Juan Cruz pitched a routine seventh and the Pirates took the lead in the bottom half of the inning. With Rex Brothers on to pitch for Moyer, Alex Presley again doubled (and again showed his baserunning skills hustling into second). Tabata went up to bunt again (-3.7% W-P) but ended up eventually swinging away and singling to right. With runners at the corners Andrew McCutchen doubled high off the center field wall, giving the Pirates a 3-2 lead (just the team's second multi-RBI hit of the season) and giving Cutch three RBI on the night. After a McGehee walk and pitching change, Neil Walker came to the dish with runners on first and second. Here is where you would bunt men over (+0.5% W-P), but the PIrates chose not to, and Walker lined out and Navarro and Barajas flew out to end the threat.
The Pirates turned to Jason Grilli in the eighth, and he struck out Eric Young and Dexter Fowler (LHB) around a Marco Scutaro double. With Carlos Gonzalez coming up, Hurdle decided to call on Tony Watson for a lefty-lefty matchup. I tweeted that I would probably have stayed with Grilli after striking out the lefty Fowler, but I didn't hate the move. Unfortunately, Watson left a 1-1, 84-MPH slider up, and it was 4-3 Rockies as Cargo hit his second two-run homer of the night.

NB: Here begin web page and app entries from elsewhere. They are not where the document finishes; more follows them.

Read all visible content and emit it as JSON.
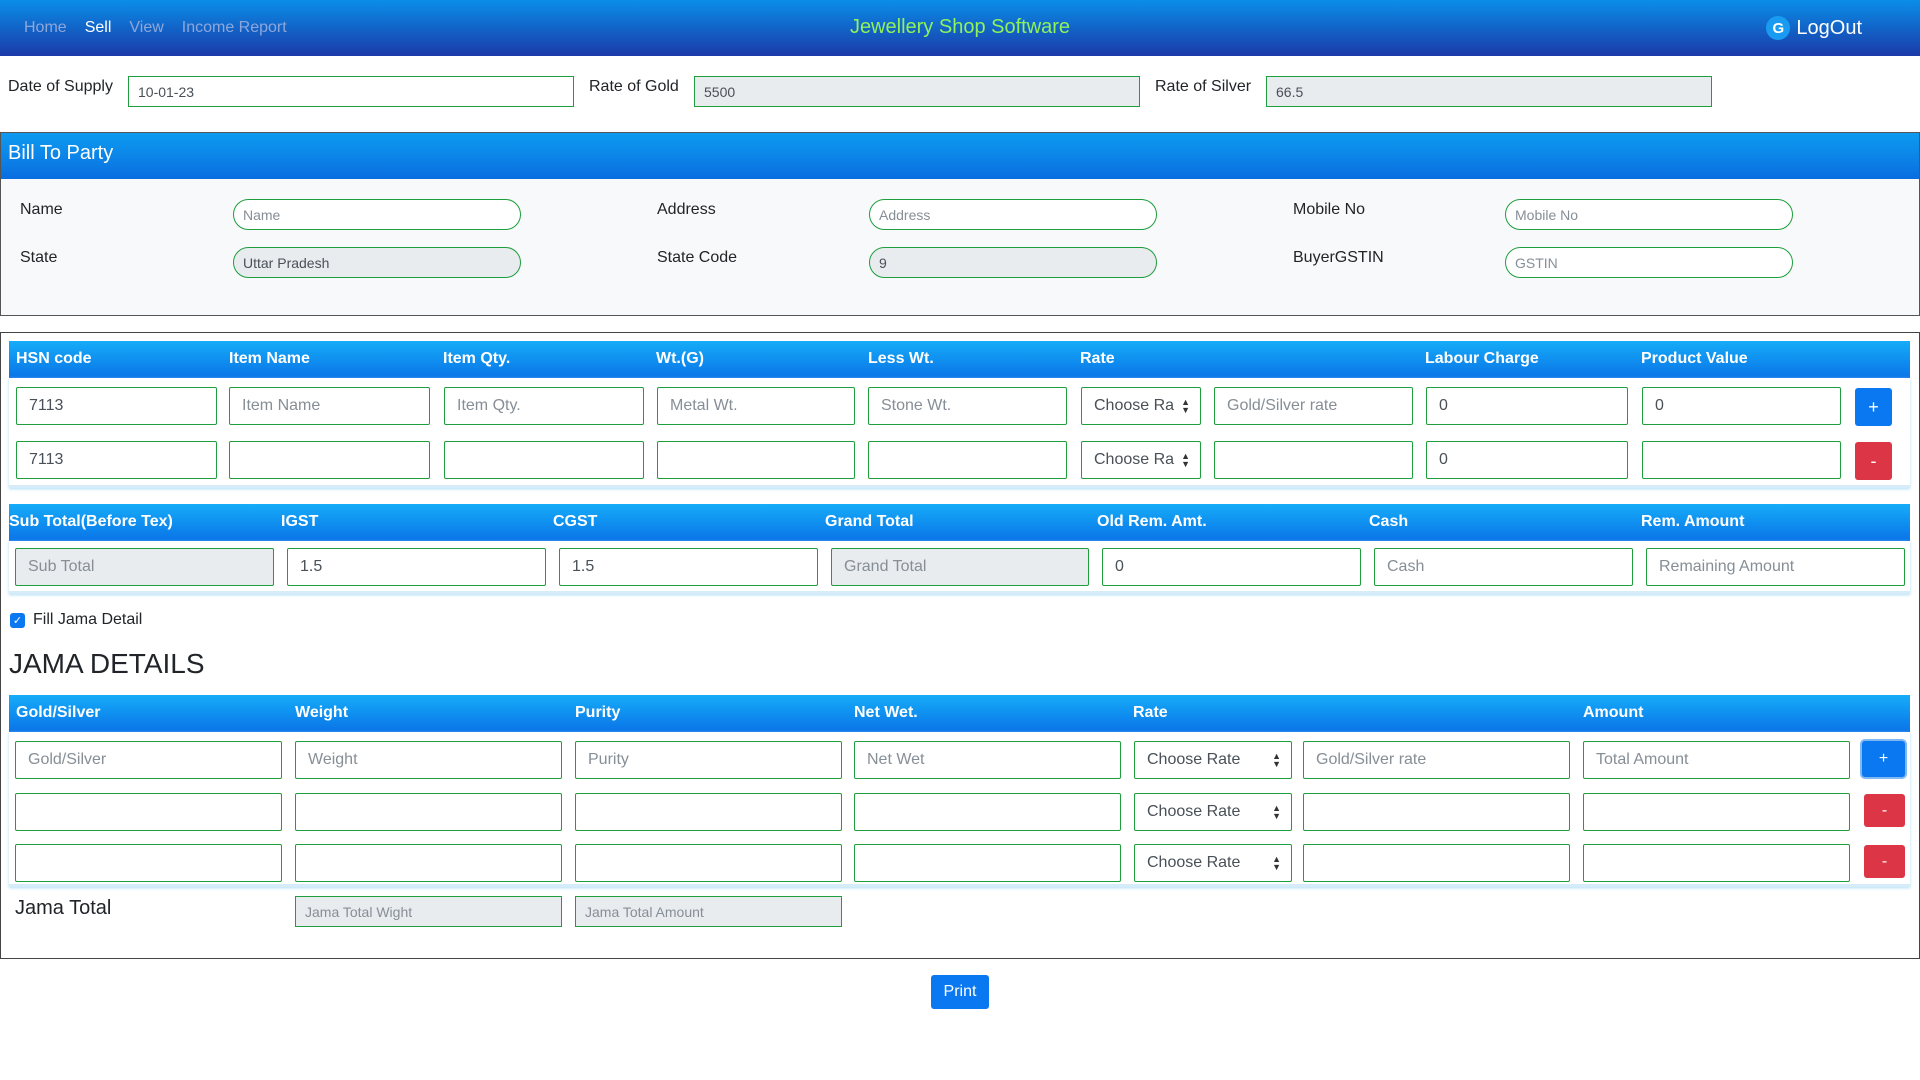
{
  "nav": {
    "links": [
      "Home",
      "Sell",
      "View",
      "Income Report"
    ],
    "active": "Sell",
    "brand": "Jewellery Shop Software",
    "logout": "LogOut",
    "logout_icon": "G"
  },
  "supply": {
    "date_label": "Date of Supply",
    "date_value": "10-01-23",
    "gold_label": "Rate of Gold",
    "gold_value": "5500",
    "silver_label": "Rate of Silver",
    "silver_value": "66.5"
  },
  "bill": {
    "title": "Bill To Party",
    "name_label": "Name",
    "name_placeholder": "Name",
    "address_label": "Address",
    "address_placeholder": "Address",
    "mobile_label": "Mobile No",
    "mobile_placeholder": "Mobile No",
    "state_label": "State",
    "state_value": "Uttar Pradesh",
    "state_code_label": "State Code",
    "state_code_value": "9",
    "gstin_label": "BuyerGSTIN",
    "gstin_placeholder": "GSTIN"
  },
  "items": {
    "headers": [
      "HSN code",
      "Item Name",
      "Item Qty.",
      "Wt.(G)",
      "Less Wt.",
      "Rate",
      "Labour Charge",
      "Product Value"
    ],
    "row1": {
      "hsn": "7113",
      "item_name_ph": "Item Name",
      "qty_ph": "Item Qty.",
      "wt_ph": "Metal Wt.",
      "less_ph": "Stone Wt.",
      "rate_select": "Choose Ra",
      "rate_ph": "Gold/Silver rate",
      "labour": "0",
      "product_value": "0",
      "btn": "+"
    },
    "row2": {
      "hsn": "7113",
      "rate_select": "Choose Ra",
      "labour": "0",
      "btn": "-"
    }
  },
  "totals": {
    "headers": [
      "Sub Total(Before Tex)",
      "IGST",
      "CGST",
      "Grand Total",
      "Old Rem. Amt.",
      "Cash",
      "Rem. Amount"
    ],
    "sub_total_ph": "Sub Total",
    "igst": "1.5",
    "cgst": "1.5",
    "grand_total_ph": "Grand Total",
    "old_rem": "0",
    "cash_ph": "Cash",
    "rem_ph": "Remaining Amount"
  },
  "jama": {
    "checkbox_label": "Fill Jama Detail",
    "checked": true,
    "heading": "JAMA DETAILS",
    "headers": [
      "Gold/Silver",
      "Weight",
      "Purity",
      "Net Wet.",
      "Rate",
      "Amount"
    ],
    "row1": {
      "gs_ph": "Gold/Silver",
      "weight_ph": "Weight",
      "purity_ph": "Purity",
      "net_ph": "Net Wet",
      "rate_select": "Choose Rate",
      "rate_ph": "Gold/Silver rate",
      "amount_ph": "Total Amount",
      "btn": "+"
    },
    "row2": {
      "rate_select": "Choose Rate",
      "btn": "-"
    },
    "row3": {
      "rate_select": "Choose Rate",
      "btn": "-"
    },
    "total_label": "Jama Total",
    "total_weight_ph": "Jama Total Wight",
    "total_amount_ph": "Jama Total Amount"
  },
  "print_label": "Print"
}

The Rockies' lead didn't last long. Clint Barmes drilled Matt Belisle's third pitch in the bottom of the eighth into the left field stands to tie it at 4-4. Barmes had by far his most productive day with the Bucs, going 3-for-3 with two doubles and a walk. After pinch hitter Garrett Jones walked, Alex Presley bunted him over (+0.1% W-P), but Belisle misplayed it and the Bucs had runners on first and second. Tabata tried to move both runners over (+1.8% W-P) but popped out. Cutch grounded back sharply to the pitcher but a good hard slide by Presley prevented the Rox from turning two, and that was the difference. Casey McGehee followed with a single to right, reaching base for the fourth time on the night and driving in what proved to be the winning run. Joel Hanrahan came on and had a 1-2-3 ninth, striking out Ramon Hernandez to end it.
A good win for the Pirates as the bats finally picked up the pitching for a change. Only Neil Walker failed to record a hit as the team got contributions from players up and down the lineup. The manager didn't have his best night, but tonight it didn't matter. The doubleheader starts at 12:30 tomorrow.
-P- Indy won 5-3 behind a good start from Jeff Locke. Starling Marte had two hits and drew two walks, doubling his season total. Altoona lost 5-1. Bradenton lost 7-1, but Jameson Taillon was outstanding again. West Virginia lost 14-5 and Josh Bell left early with an apparent injury to his left leg. We'll have updates on that as they come in.